As theyve done each morning since late March, longtime friends Les Morgenstern and Brad Karel wake up in their camper trailers in southwest Minnesota, cook breakfast on a stove and get ready for their day.

Morgenstern and Karel arent leisurely recreating. Their campsite at Talcot Lake Wildlife Management Area is their new, temporary base of operations and a creative solution for executing vital engineering work on Ducks Unlimited conservation projects during the COVID-19 pandemic.

This traditionally is the season we do most of our project mapping and topographical survey work, and this way were not subjecting ourselves to the hotel rooms and the risk, said Karel, manager of conservation services for DUs Great Lakes/Atlantic Region.

Temporary housing for DU engineering staff in Minnesota.

What makes Ducks Unlimited unique among conservation organizations is its ability to deliver large-scale, on-the-ground habitat improvements across the country. DU averages more than 250,000 acres of wetlands enhancement, restoration or protection annually, and has conserved more than 14.5 million acres across North America since 1937.

Achieving that success takes year-round planning. A disruption in any part of that work cycle has a domino effect on conservation projects, which could harm efforts to improve waterfowl habitat and water quality. The current global pandemic has forced DUs staff to take extra precautions to keep projects on schedule.

We are staying engaged as much as we can considering the circumstances, said Bruce Toay, conservation programs manager for South Dakota.

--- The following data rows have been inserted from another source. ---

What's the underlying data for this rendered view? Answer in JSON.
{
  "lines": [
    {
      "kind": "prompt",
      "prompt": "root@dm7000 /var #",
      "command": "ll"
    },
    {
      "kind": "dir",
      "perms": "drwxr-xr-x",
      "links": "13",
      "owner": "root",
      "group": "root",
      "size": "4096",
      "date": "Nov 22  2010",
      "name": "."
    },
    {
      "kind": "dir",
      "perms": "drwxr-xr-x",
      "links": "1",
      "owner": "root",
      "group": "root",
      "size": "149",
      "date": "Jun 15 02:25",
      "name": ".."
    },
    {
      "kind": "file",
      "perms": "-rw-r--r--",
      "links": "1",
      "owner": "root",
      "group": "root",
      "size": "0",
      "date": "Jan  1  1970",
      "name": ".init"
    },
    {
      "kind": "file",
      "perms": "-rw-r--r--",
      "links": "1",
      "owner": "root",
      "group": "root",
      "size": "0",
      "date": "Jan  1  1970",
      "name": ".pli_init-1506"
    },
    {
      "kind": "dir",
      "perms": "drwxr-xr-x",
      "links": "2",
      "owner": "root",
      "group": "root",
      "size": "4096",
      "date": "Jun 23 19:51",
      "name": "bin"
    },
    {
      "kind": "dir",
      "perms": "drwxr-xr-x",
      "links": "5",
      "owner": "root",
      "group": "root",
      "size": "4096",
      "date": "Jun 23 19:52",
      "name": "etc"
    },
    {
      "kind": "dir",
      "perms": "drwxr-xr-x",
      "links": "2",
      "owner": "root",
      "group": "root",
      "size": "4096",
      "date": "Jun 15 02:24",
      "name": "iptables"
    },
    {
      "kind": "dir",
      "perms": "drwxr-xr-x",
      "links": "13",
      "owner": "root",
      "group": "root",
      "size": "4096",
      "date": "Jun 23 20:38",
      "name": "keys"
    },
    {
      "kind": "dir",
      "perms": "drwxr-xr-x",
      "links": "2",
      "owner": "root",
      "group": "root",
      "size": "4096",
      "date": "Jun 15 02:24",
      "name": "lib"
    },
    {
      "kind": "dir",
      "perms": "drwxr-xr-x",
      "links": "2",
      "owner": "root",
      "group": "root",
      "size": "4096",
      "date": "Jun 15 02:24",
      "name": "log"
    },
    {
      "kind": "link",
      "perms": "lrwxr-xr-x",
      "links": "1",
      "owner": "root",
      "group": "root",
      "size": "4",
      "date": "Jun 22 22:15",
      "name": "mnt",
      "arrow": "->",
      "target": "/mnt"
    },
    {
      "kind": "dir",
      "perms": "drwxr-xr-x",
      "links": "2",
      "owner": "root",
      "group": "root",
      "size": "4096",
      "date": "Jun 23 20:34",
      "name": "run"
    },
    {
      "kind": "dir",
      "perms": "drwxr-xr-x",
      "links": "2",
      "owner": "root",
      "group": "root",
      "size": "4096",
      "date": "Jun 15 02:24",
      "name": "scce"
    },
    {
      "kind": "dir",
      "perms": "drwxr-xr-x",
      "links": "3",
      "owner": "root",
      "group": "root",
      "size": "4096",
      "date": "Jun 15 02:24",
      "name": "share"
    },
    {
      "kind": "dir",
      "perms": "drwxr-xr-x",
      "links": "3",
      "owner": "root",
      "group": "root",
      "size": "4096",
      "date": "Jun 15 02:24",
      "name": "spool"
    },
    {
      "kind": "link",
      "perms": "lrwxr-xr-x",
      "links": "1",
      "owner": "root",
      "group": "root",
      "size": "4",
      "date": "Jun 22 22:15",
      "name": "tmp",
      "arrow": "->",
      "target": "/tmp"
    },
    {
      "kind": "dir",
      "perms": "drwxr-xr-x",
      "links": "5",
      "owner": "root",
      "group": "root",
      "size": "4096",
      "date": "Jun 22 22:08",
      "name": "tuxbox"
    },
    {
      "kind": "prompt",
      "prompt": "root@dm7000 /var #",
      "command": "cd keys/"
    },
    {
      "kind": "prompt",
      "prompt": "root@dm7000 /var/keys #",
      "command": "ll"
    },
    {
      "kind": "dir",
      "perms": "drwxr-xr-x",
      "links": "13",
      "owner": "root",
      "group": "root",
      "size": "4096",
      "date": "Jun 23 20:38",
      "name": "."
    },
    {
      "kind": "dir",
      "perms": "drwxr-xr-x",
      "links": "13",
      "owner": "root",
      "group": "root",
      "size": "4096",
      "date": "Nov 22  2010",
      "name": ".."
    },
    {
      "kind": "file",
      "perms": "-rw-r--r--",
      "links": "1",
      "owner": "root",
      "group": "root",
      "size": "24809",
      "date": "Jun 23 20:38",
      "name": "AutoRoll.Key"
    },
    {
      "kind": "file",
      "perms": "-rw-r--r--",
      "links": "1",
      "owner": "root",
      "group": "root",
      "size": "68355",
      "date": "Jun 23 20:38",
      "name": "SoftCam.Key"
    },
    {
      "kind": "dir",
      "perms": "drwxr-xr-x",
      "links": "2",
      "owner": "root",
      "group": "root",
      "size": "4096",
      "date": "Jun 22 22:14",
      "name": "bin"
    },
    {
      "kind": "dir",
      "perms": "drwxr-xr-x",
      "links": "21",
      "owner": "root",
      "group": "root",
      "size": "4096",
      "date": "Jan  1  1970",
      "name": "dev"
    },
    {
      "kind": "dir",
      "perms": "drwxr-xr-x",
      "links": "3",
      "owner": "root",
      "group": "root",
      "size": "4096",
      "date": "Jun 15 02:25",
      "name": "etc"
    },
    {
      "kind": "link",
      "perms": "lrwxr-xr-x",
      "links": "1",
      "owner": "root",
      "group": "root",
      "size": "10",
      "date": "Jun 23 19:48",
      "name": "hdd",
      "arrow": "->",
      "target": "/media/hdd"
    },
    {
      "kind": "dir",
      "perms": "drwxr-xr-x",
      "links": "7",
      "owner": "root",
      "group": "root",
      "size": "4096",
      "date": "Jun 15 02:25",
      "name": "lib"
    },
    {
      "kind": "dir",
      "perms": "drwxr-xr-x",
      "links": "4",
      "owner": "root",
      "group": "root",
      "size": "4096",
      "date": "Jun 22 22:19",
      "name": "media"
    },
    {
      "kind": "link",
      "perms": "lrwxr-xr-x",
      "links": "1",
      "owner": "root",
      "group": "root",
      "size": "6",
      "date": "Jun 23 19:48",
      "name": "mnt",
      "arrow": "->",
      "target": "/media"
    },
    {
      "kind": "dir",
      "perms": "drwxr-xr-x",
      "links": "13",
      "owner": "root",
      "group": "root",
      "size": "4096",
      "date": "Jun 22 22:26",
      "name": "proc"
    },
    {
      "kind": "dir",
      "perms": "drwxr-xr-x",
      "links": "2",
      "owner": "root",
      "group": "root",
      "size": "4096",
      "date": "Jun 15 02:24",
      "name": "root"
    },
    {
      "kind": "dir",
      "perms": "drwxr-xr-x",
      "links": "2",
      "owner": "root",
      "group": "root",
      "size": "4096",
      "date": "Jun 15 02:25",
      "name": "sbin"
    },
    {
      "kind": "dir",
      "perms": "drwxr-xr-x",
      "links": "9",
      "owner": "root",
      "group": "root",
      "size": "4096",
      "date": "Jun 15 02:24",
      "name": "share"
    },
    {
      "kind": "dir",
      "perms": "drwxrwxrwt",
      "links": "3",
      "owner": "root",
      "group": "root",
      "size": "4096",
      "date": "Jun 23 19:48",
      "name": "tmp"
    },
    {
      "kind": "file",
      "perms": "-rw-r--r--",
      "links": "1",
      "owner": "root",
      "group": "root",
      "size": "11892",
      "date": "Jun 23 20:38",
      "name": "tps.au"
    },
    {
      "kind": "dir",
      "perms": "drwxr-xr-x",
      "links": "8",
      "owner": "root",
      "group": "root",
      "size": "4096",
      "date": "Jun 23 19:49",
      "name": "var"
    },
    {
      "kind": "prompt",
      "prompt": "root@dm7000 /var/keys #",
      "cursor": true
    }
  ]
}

As we roll into spring and early summer, local landowners are still operating as normal. Crops are going in the ground. We are still working with ag producers to improve their management practices that are beneficial to their livelihoods, for wetlands and waterfowl habitat, Toay said.

Staff are following guidelines from the U.S. Centers for Disease Control. Most are working from home and video conferencing like most of America. But you cant physically rebuild a 1,000-acre wetland or prairie from a kitchen table.

Michael Baker, director of engineering for DUs Great Lakes/Atlantic Region, said DU is making sure staff remain safe on the landscape.

Nobody has to go out if they dont want to or arent comfortable doing it. We put health and safety above everything else, Baker said. But theres a big desire by field staff to keep things moving. Everybody is approaching it very reasonably and thinking of the greater good.

Keith Wesley is DUs senior engineering technician for Oklahoma, New Mexico and Texas. He and his partner, Engineering Technician Jacob Cormier, plan ahead to avoid people and virus exposure.

Weve taken home all of our equipment and dont even go into the office. We go right from home to the job site, Wesley said.

Wesley and Cormier stick to day trips to avoid hotels. Since DU field staff cover large areas, those day trips easily stretch to 14 hours or longer. But they know what happens if they dont get to their site.

If I cant get stakes in the ground, our contractors are going to struggle to build our project, he said. If Im not there, I cant check the project and tell them they are good.

Keith Wesley and Jacob Cormier stay safe while working in Texas.

Morgenstern and Karel have several projects 450 miles from their house, so day trips arent practical. They normally live in hotels during April while they survey. Sticking to their northern state roots, they leased a pair of mobile ice fishing house campers that were just pulled off frozen lakes for the season.

Strong partnerships with other organizations also make new challenges easy to conquer.

We are able to do what we do because of the Minnesota Department of Natural Resources, which provided us with a special use permit to park these trailers where they are, Morgenstern said. This really fit as an alternative, so here we are. It is a team effort, were just one piece of the solution.